ESG ratings are an important part of how companies are evaluated on their ESG progress. Ratings are used by investors, regulators, and other stakeholders to conveniently asses a company’s ESG progress, however, the current ratings market is not without its flaws.
Recently, Financial Times published an article discussing the intricacies of the ESG rating ecosystem and proffers some advice on how the industry can advance quality ESG ratings. One major area for concern is the perceived conflict of interest present in many ratings firms. Raters with consulting arms may be conflicted since they are being paid by both investors which seek unbiased data and by companies looking to improve their scores.
The article also points out high variability among raters as an issue affecting rater credibility. There are problematic and acceptable reasons that two different ratings firms might give the same company vastly different scores. Problems arise when variability in score is the result of raters working from two separate data sets. The hope is that ESG disclosures will be standardized through mandates and streamlined frameworks which will give raters a uniform set of data to work from.

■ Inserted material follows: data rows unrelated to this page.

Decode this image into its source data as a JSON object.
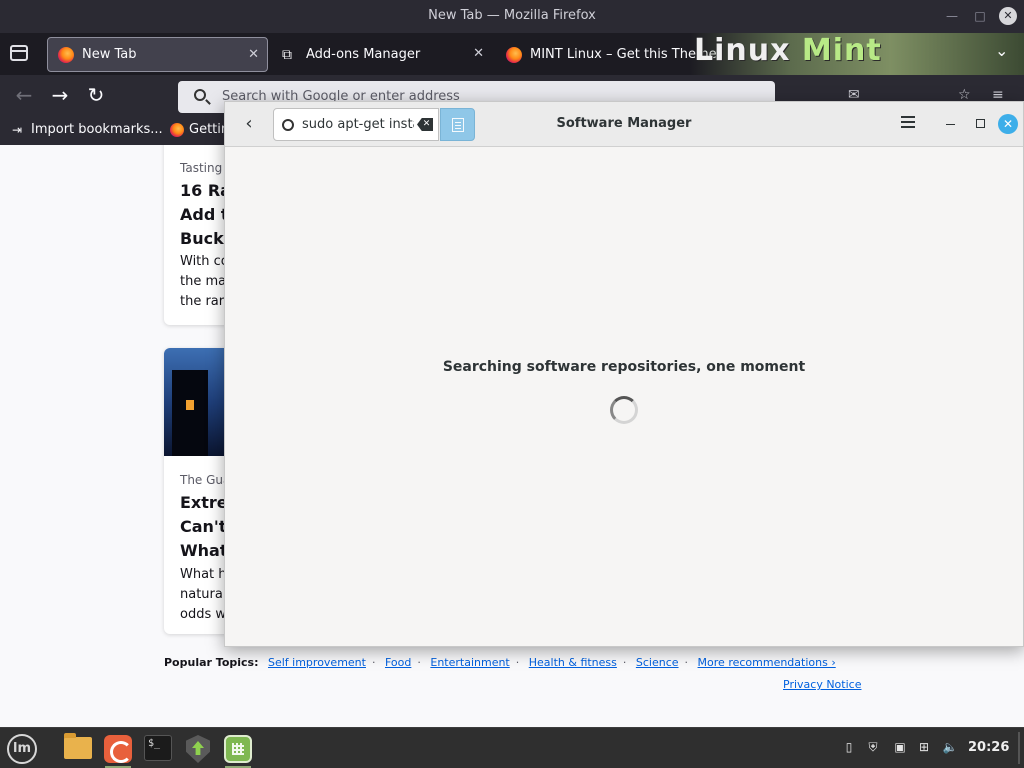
{
  "firefox": {
    "window_title": "New Tab — Mozilla Firefox",
    "tabs": [
      {
        "label": "New Tab",
        "active": true,
        "icon": "firefox-icon"
      },
      {
        "label": "Add-ons Manager",
        "active": false,
        "icon": "puzzle-icon"
      },
      {
        "label": "MINT Linux – Get this Theme",
        "active": false,
        "icon": "firefox-icon"
      }
    ],
    "theme_brand": {
      "part1": "Linux ",
      "part2": "Mint"
    },
    "urlbar_placeholder": "Search with Google or enter address",
    "bookmarks": [
      {
        "label": "Import bookmarks...",
        "icon": "import-icon"
      },
      {
        "label": "Gettin",
        "icon": "firefox-icon"
      }
    ]
  },
  "newtab": {
    "card1": {
      "source": "Tasting",
      "headline_lines": [
        "16 Ra",
        "Add t",
        "Bucke"
      ],
      "excerpt_lines": [
        "With co",
        "the ma",
        "the rar"
      ]
    },
    "card2": {
      "source": "The Gua",
      "headline_lines": [
        "Extre",
        "Can't",
        "What"
      ],
      "excerpt_lines": [
        "What h",
        "natural",
        "odds w"
      ]
    },
    "popular_label": "Popular Topics:",
    "topics": [
      "Self improvement",
      "Food",
      "Entertainment",
      "Health & fitness",
      "Science",
      "More recommendations ›"
    ],
    "separator": "·",
    "privacy_notice": "Privacy Notice"
  },
  "software_manager": {
    "title": "Software Manager",
    "search_value": "sudo apt-get insta",
    "loading_text": "Searching software repositories, one moment",
    "accent": "#3daee9"
  },
  "taskbar": {
    "clock": "20:26",
    "menu_glyph": "lm",
    "terminal_prompt": "$_",
    "apps": [
      "files-icon",
      "firefox-icon",
      "terminal-icon",
      "update-manager-icon",
      "software-manager-icon"
    ]
  }
}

However, not all differences in ESG scores are problematic as the article points out:
One legitimate reason for differing ratings is their varying objectives. Some emphasise impact materiality, which assesses pollution based on its ecological harm. Others concentrate on financial materiality, whereby pollution is a concern only if it incurs costs for the company. This fundamental difference will obviously lead to different rating outcomes.

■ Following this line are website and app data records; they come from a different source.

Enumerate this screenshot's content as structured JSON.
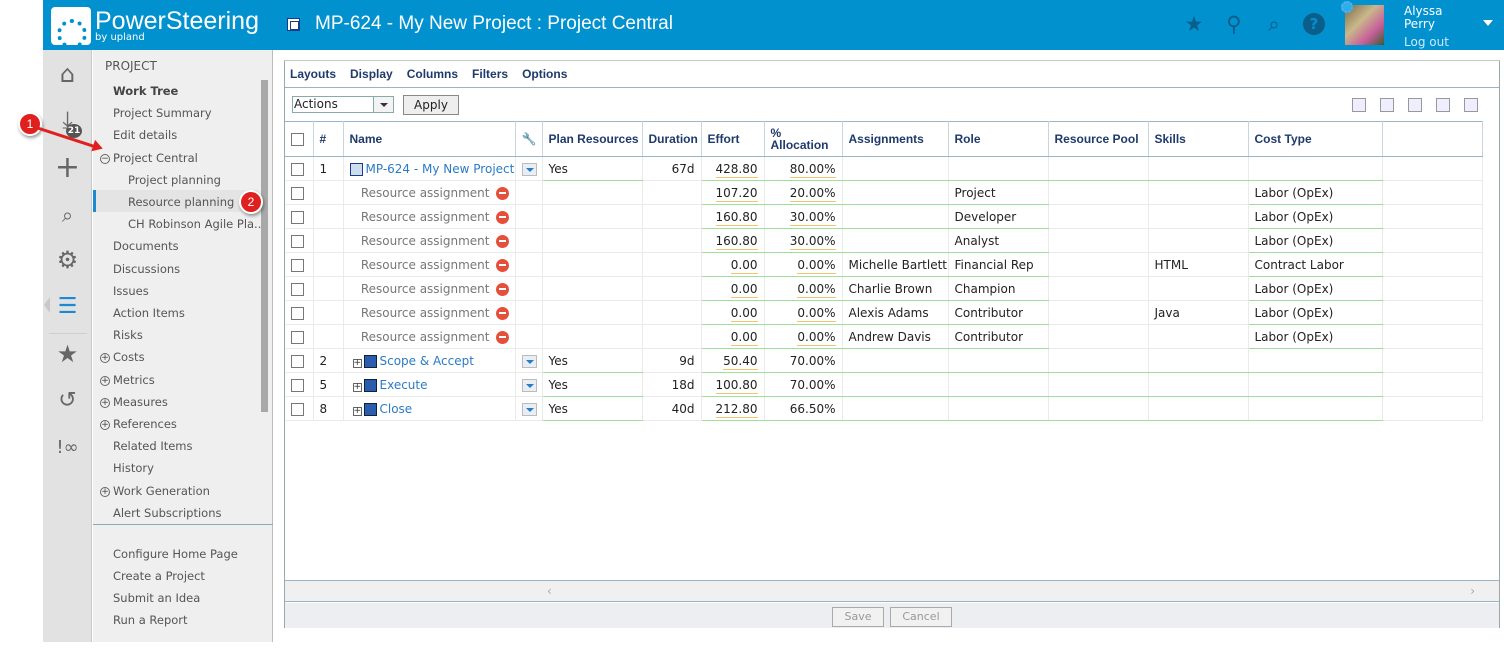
{
  "header": {
    "brand": "PowerSteering",
    "brand_sub": "by upland",
    "page_title": "MP-624 - My New Project : Project Central",
    "user_first": "Alyssa",
    "user_last": "Perry",
    "logout": "Log out",
    "icons": [
      "star-icon",
      "map-pin-icon",
      "search-icon",
      "help-icon"
    ]
  },
  "rail": {
    "badge": "21"
  },
  "sidenav": {
    "heading": "PROJECT",
    "items": [
      {
        "label": "Work Tree",
        "bold": true
      },
      {
        "label": "Project Summary"
      },
      {
        "label": "Edit details"
      },
      {
        "label": "Project Central",
        "expander": "⊖"
      },
      {
        "label": "Project planning",
        "sub": true
      },
      {
        "label": "Resource planning",
        "sub": true,
        "selected": true
      },
      {
        "label": "CH Robinson Agile Pla...",
        "sub": true
      },
      {
        "label": "Documents"
      },
      {
        "label": "Discussions"
      },
      {
        "label": "Issues"
      },
      {
        "label": "Action Items"
      },
      {
        "label": "Risks"
      },
      {
        "label": "Costs",
        "expander": "⊕"
      },
      {
        "label": "Metrics",
        "expander": "⊕"
      },
      {
        "label": "Measures",
        "expander": "⊕"
      },
      {
        "label": "References",
        "expander": "⊕"
      },
      {
        "label": "Related Items"
      },
      {
        "label": "History"
      },
      {
        "label": "Work Generation",
        "expander": "⊕"
      },
      {
        "label": "Alert Subscriptions"
      }
    ],
    "footer_items": [
      "Configure Home Page",
      "Create a Project",
      "Submit an Idea",
      "Run a Report"
    ]
  },
  "callouts": [
    "1",
    "2"
  ],
  "menubar": [
    "Layouts",
    "Display",
    "Columns",
    "Filters",
    "Options"
  ],
  "actions": {
    "select_value": "Actions",
    "apply": "Apply"
  },
  "grid": {
    "columns": [
      "#",
      "Name",
      "",
      "Plan Resources",
      "Duration",
      "Effort",
      "% Allocation",
      "Assignments",
      "Role",
      "Resource Pool",
      "Skills",
      "Cost Type"
    ],
    "rows": [
      {
        "num": "1",
        "name": "MP-624 - My New Project",
        "type": "project",
        "plan": "Yes",
        "duration": "67d",
        "effort": "428.80",
        "alloc": "80.00%",
        "assign": "",
        "role": "",
        "pool": "",
        "skills": "",
        "cost": ""
      },
      {
        "num": "",
        "name": "Resource assignment",
        "type": "assignment",
        "plan": "",
        "duration": "",
        "effort": "107.20",
        "alloc": "20.00%",
        "assign": "",
        "role": "Project",
        "pool": "",
        "skills": "",
        "cost": "Labor (OpEx)"
      },
      {
        "num": "",
        "name": "Resource assignment",
        "type": "assignment",
        "plan": "",
        "duration": "",
        "effort": "160.80",
        "alloc": "30.00%",
        "assign": "",
        "role": "Developer",
        "pool": "",
        "skills": "",
        "cost": "Labor (OpEx)"
      },
      {
        "num": "",
        "name": "Resource assignment",
        "type": "assignment",
        "plan": "",
        "duration": "",
        "effort": "160.80",
        "alloc": "30.00%",
        "assign": "",
        "role": "Analyst",
        "pool": "",
        "skills": "",
        "cost": "Labor (OpEx)"
      },
      {
        "num": "",
        "name": "Resource assignment",
        "type": "assignment",
        "plan": "",
        "duration": "",
        "effort": "0.00",
        "alloc": "0.00%",
        "assign": "Michelle Bartlett",
        "role": "Financial Rep",
        "pool": "",
        "skills": "HTML",
        "cost": "Contract Labor"
      },
      {
        "num": "",
        "name": "Resource assignment",
        "type": "assignment",
        "plan": "",
        "duration": "",
        "effort": "0.00",
        "alloc": "0.00%",
        "assign": "Charlie Brown",
        "role": "Champion",
        "pool": "",
        "skills": "",
        "cost": "Labor (OpEx)"
      },
      {
        "num": "",
        "name": "Resource assignment",
        "type": "assignment",
        "plan": "",
        "duration": "",
        "effort": "0.00",
        "alloc": "0.00%",
        "assign": "Alexis Adams",
        "role": "Contributor",
        "pool": "",
        "skills": "Java",
        "cost": "Labor (OpEx)"
      },
      {
        "num": "",
        "name": "Resource assignment",
        "type": "assignment",
        "plan": "",
        "duration": "",
        "effort": "0.00",
        "alloc": "0.00%",
        "assign": "Andrew Davis",
        "role": "Contributor",
        "pool": "",
        "skills": "",
        "cost": "Labor (OpEx)"
      },
      {
        "num": "2",
        "name": "Scope & Accept",
        "type": "task",
        "plan": "Yes",
        "duration": "9d",
        "effort": "50.40",
        "alloc": "70.00%",
        "assign": "",
        "role": "",
        "pool": "",
        "skills": "",
        "cost": ""
      },
      {
        "num": "5",
        "name": "Execute",
        "type": "task",
        "plan": "Yes",
        "duration": "18d",
        "effort": "100.80",
        "alloc": "70.00%",
        "assign": "",
        "role": "",
        "pool": "",
        "skills": "",
        "cost": ""
      },
      {
        "num": "8",
        "name": "Close",
        "type": "task",
        "plan": "Yes",
        "duration": "40d",
        "effort": "212.80",
        "alloc": "66.50%",
        "assign": "",
        "role": "",
        "pool": "",
        "skills": "",
        "cost": ""
      }
    ]
  },
  "footer": {
    "save": "Save",
    "cancel": "Cancel"
  }
}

ESG ratings will hopefully become more reliable as regulations around company disclosures and ratings firms tighten. Quality ratings are invaluable for investors and other stakeholders looking to make decisions based on sustainability performance. However, until ratings achieve a higher degree of reliability ESG ratings should be taken with a grain of salt.